It’s not as though she were flying under the radar like some of her old comrades. Vorse remained prolific, writing for major magazines and newspapers (including The Nation!) and traveling to strikes and campaigns around the country. She even briefly held a government position at the Office of Indian Affairs, acting as publicity director and editing the journal Indians at Work, and worked for the United Nations Refugee and Resettlement Agency during World War II as the nation’s oldest war correspondent (she was 71 when she sailed for Europe in 1945). In 1952, she penned a blockbuster investigation into dirty politicians, organized crime, and union corruption on the New York/New Jersey waterfront, charming her way into interviews with the likes of Tony “Bang Bang” Anastasia, a Brooklyn hiring boss who had family ties to the Mafia cartel known as Murder Inc. “It’s OK, she’s harmless,” he’d told his associates when the kindly looking elderly woman came knocking. He’d had no idea whom he was dealing with—but got to read all about it in Harper’s.
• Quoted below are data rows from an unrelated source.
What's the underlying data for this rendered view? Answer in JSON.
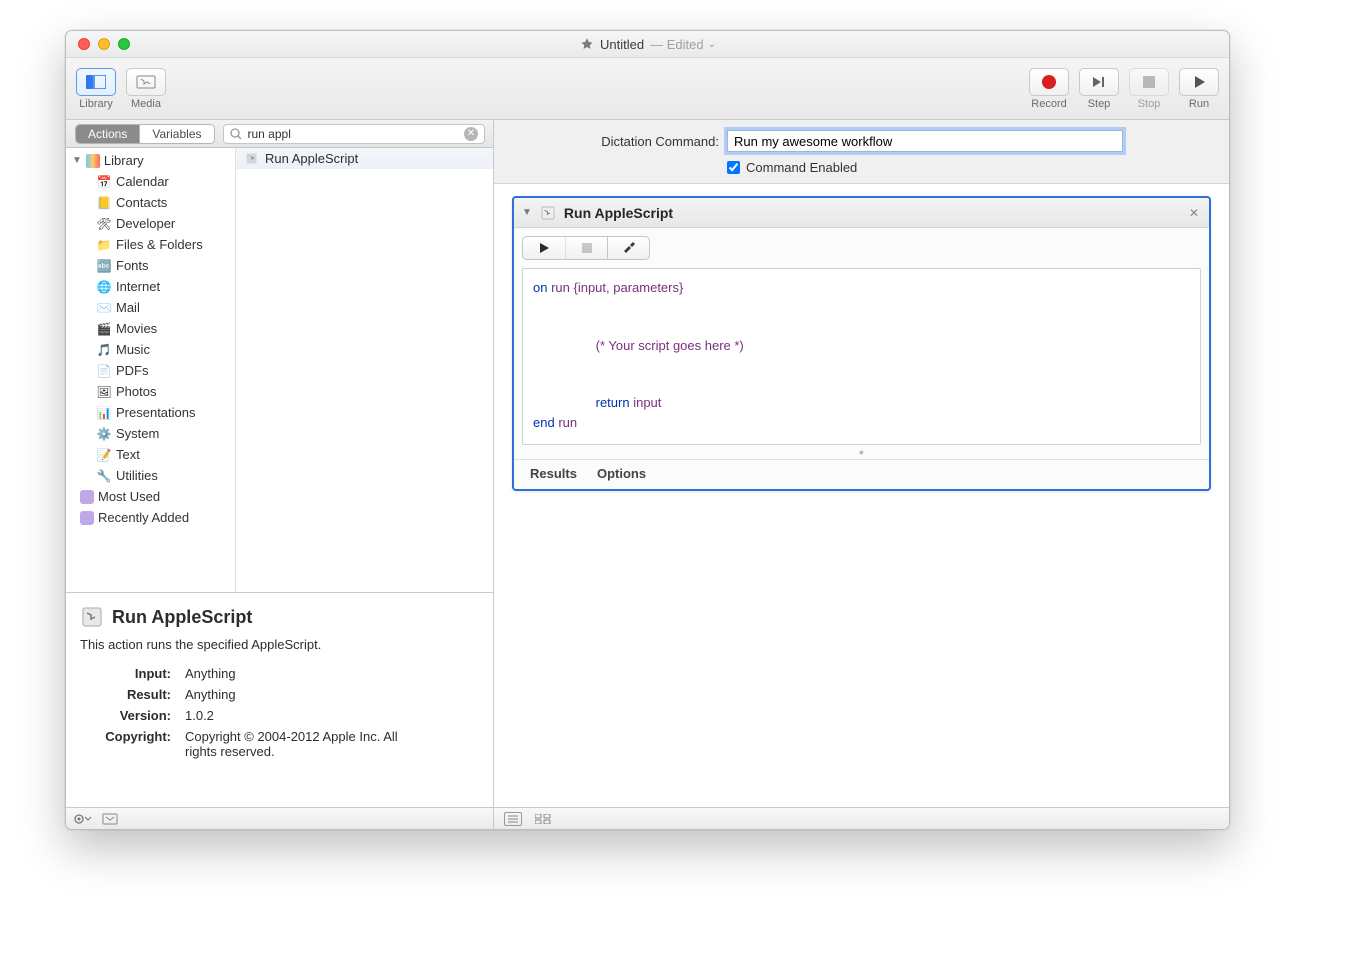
{
  "title": {
    "filename": "Untitled",
    "state": "Edited"
  },
  "toolbar": {
    "library": "Library",
    "media": "Media",
    "record": "Record",
    "step": "Step",
    "stop": "Stop",
    "run": "Run"
  },
  "tabs": {
    "actions": "Actions",
    "variables": "Variables"
  },
  "search": {
    "value": "run appl",
    "placeholder": "Search"
  },
  "library": {
    "root": "Library",
    "items": [
      {
        "icon": "📅",
        "label": "Calendar"
      },
      {
        "icon": "📒",
        "label": "Contacts"
      },
      {
        "icon": "🛠",
        "label": "Developer"
      },
      {
        "icon": "📁",
        "label": "Files & Folders"
      },
      {
        "icon": "🔤",
        "label": "Fonts"
      },
      {
        "icon": "🌐",
        "label": "Internet"
      },
      {
        "icon": "✉️",
        "label": "Mail"
      },
      {
        "icon": "🎬",
        "label": "Movies"
      },
      {
        "icon": "🎵",
        "label": "Music"
      },
      {
        "icon": "📄",
        "label": "PDFs"
      },
      {
        "icon": "🖼",
        "label": "Photos"
      },
      {
        "icon": "📊",
        "label": "Presentations"
      },
      {
        "icon": "⚙️",
        "label": "System"
      },
      {
        "icon": "📝",
        "label": "Text"
      },
      {
        "icon": "🔧",
        "label": "Utilities"
      }
    ],
    "most_used": "Most Used",
    "recently_added": "Recently Added"
  },
  "results": [
    {
      "label": "Run AppleScript"
    }
  ],
  "description": {
    "title": "Run AppleScript",
    "summary": "This action runs the specified AppleScript.",
    "input_label": "Input:",
    "input": "Anything",
    "result_label": "Result:",
    "result": "Anything",
    "version_label": "Version:",
    "version": "1.0.2",
    "copyright_label": "Copyright:",
    "copyright": "Copyright © 2004-2012 Apple Inc.  All rights reserved."
  },
  "dictation": {
    "label": "Dictation Command:",
    "value": "Run my awesome workflow",
    "checkbox": "Command Enabled",
    "checked": true
  },
  "action": {
    "title": "Run AppleScript",
    "script": {
      "line1a": "on",
      "line1b": " run {input, parameters}",
      "line2": "\t(* Your script goes here *)",
      "line3a": "\t",
      "line3b": "return",
      "line3c": " input",
      "line4a": "end",
      "line4b": " run"
    },
    "results": "Results",
    "options": "Options"
  }
}
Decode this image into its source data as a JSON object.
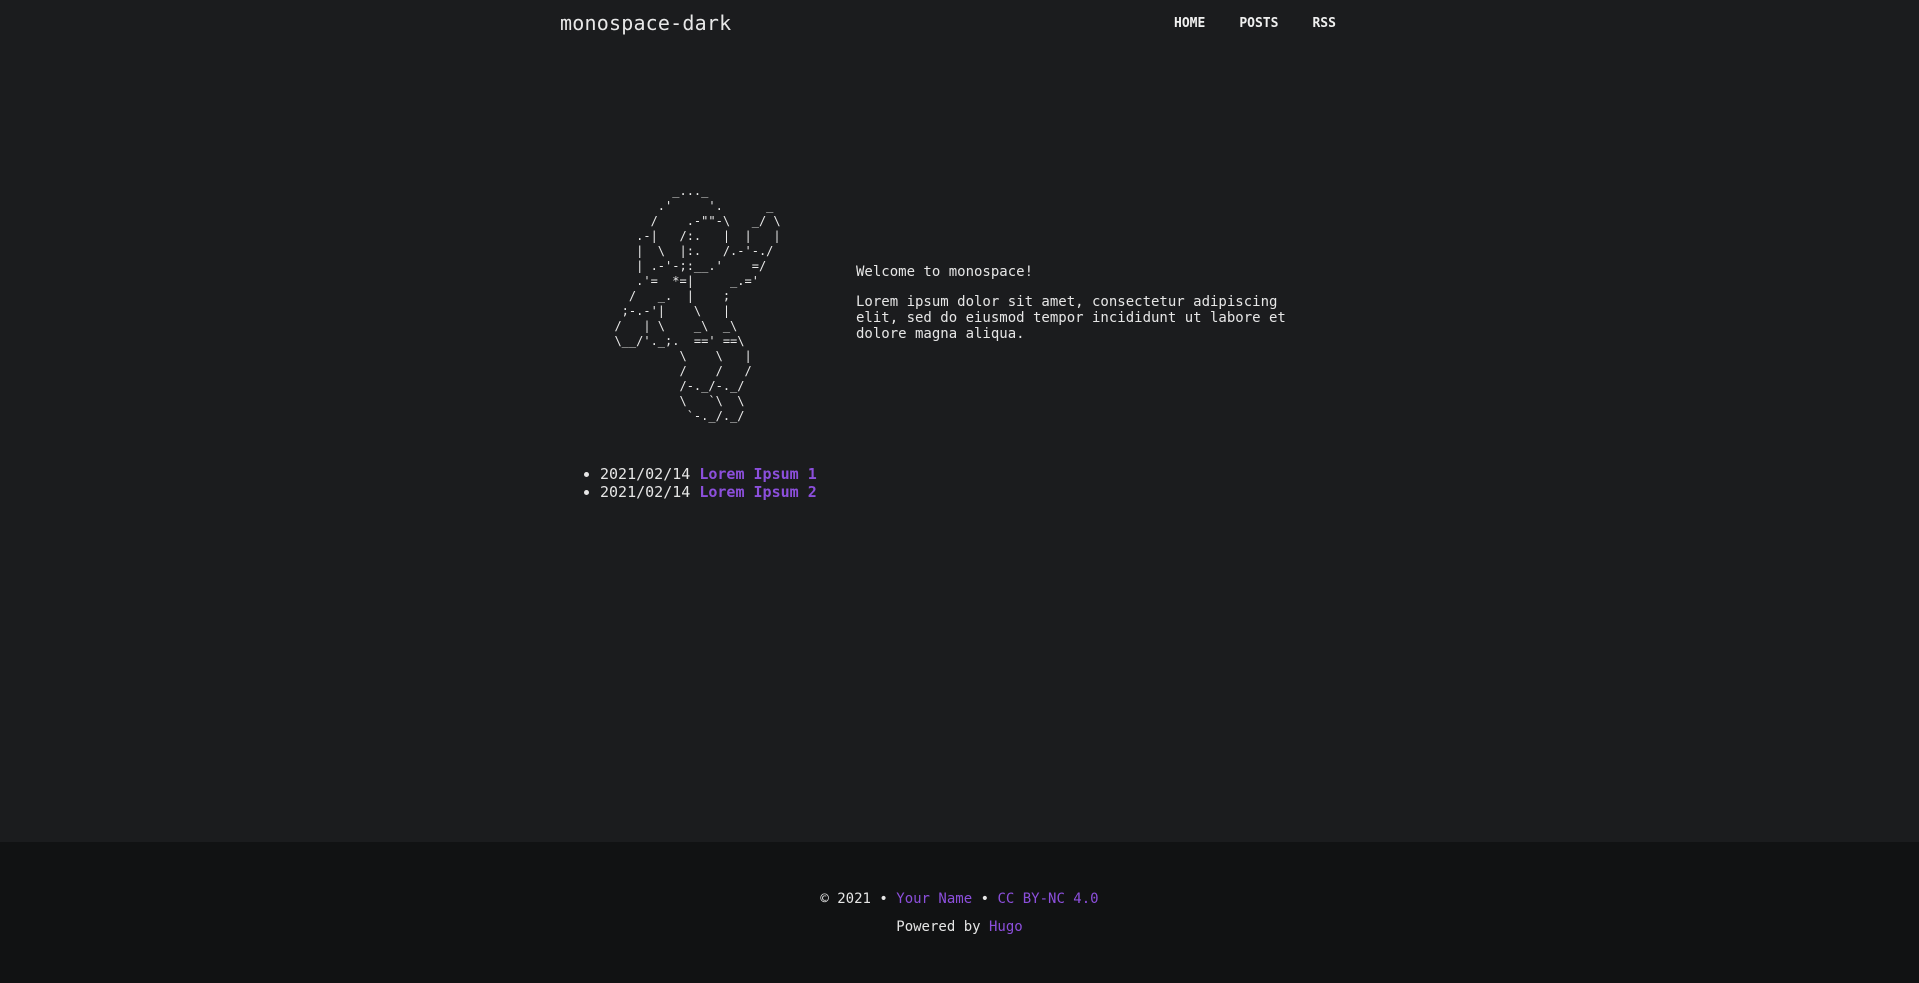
{
  "header": {
    "site_title": "monospace-dark",
    "nav": [
      {
        "label": "HOME"
      },
      {
        "label": "POSTS"
      },
      {
        "label": "RSS"
      }
    ]
  },
  "hero": {
    "ascii_art": "          _..._\n        .'     '.      _\n       /    .-\"\"-\\   _/ \\\n     .-|   /:.   |  |   |\n     |  \\  |:.   /.-'-./\n     | .-'-;:__.'    =/\n     .'=  *=|     _.='\n    /   _.  |    ;\n   ;-.-'|    \\   |\n  /   | \\    _\\  _\\\n  \\__/'._;.  ==' ==\\\n           \\    \\   |\n           /    /   /\n           /-._/-._/\n           \\   `\\  \\\n            `-._/._/",
    "welcome": "Welcome to monospace!",
    "intro": "Lorem ipsum dolor sit amet, consectetur adipiscing elit, sed do eiusmod tempor incididunt ut labore et dolore magna aliqua."
  },
  "posts": [
    {
      "date": "2021/02/14",
      "title": "Lorem Ipsum 1"
    },
    {
      "date": "2021/02/14",
      "title": "Lorem Ipsum 2"
    }
  ],
  "footer": {
    "copyright": "© 2021 •",
    "author": "Your Name",
    "separator": "•",
    "license": "CC BY-NC 4.0",
    "powered_by": "Powered by",
    "engine": "Hugo"
  },
  "colors": {
    "background": "#1b1c1e",
    "footer_background": "#111213",
    "accent": "#8c4fdc",
    "text": "#e6e6e6"
  }
}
Vorse undertook her last reporting trip in 1959, when she traveled to Henderson, N.C., to cover a textile workers’ strike; she was then 85. She slowed down as a reporter only after suffering a stroke on her way home. Unable to support herself with writing, Vorse took on the role of doting grandmother. She survived financially on donations from friends and allies in the labor movement like the Amalgamated Clothing Workers and United Autoworkers, who disguised their charity by inventing a social justice award to present to her at their 1962 convention. She spent their money the same way she’d spent her life—in service to others. In 1965, the year before she died, she sent a check to Cesar Chavez and the United Farm Workers, who were then in the middle of the Delano Grape Strike. She died from a heart attack at 92, and was buried in the hills above her seaside home.
“When people are gathered together, when the individual is forgotten for the collective good, there is this quickening; suddenly, the aspirations of some anonymous, lonely people have come together and formed the flame,” Vorse had written in her final dispatch from Henderson, which could just as well double as an epitaph for her own remarkable life in labor. “There is the flame of the labor movement. The flame ebbs, it fluctuates, it never goes out.”